“We want it to be sexy, but smart,” said Greif, who managed to stay remarkably focused during our conversation at the bar, even as a totally nude woman painted as a slot machine with three 7s across her tummy stood next to us. I pulled her arm, and she performed quite a convincing impression of a jackpot.
“This show has to be funny, but not in a sitcom way. We come in and capture the characters, the scene, the club, which has a lot of history, obviously,” Greif said. “I don’t have a background in this sort of entertainment, which is good, I think. I come in with my own ideas of what works and apply them to this material.
“I’ll tell you, we’ve been to all the clubs in town, and this is the only one where you can just hang out.”
That’s been known to happen at the Palomino, yes.
The show, in its second week of taping, should bring business to a business desperate for such.

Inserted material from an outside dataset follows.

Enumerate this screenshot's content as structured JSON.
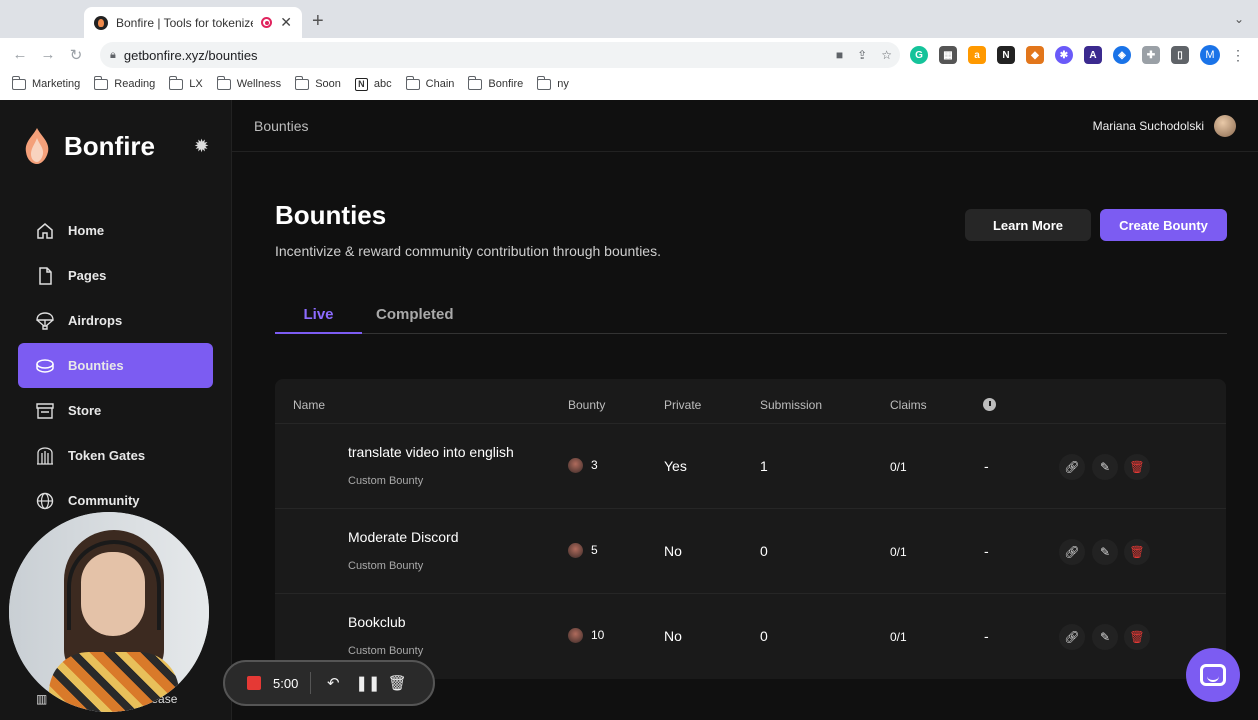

At its peak, the Palomino pulled $13 million a year in gross revenues. When the Gentles took over, that number was down to $1 million, and the business was sagging like a dancer far past her prime. As Dominic noted, the Palomino is the only strip club in Las Vegas doing better business today than two years ago, “But that’s mostly because it was doing so lousy before.”
It helps that Adam Gentile, producer of “Men the Show” and, later, Club Seven, renovated and de-trashified the club to make it more appealing to a slightly higher-end clientele. Attorneys, for example. The Palomino will continue to cater to a local crowd – it sits three miles north of downtown – though the series should serve as a 12-segment, national ad campaign. A promotional push by Playboy put last night’s bar take on a pace to become the largest since Adam started managing the club.
Figure that all the Gentiles will be featured extensively in the Playboy TV show. “I’m in it a lot, yeah, but I’m never out here,” Dominic said. “I leave the business to Adam.” But last night, the father looked every bit the star of the show.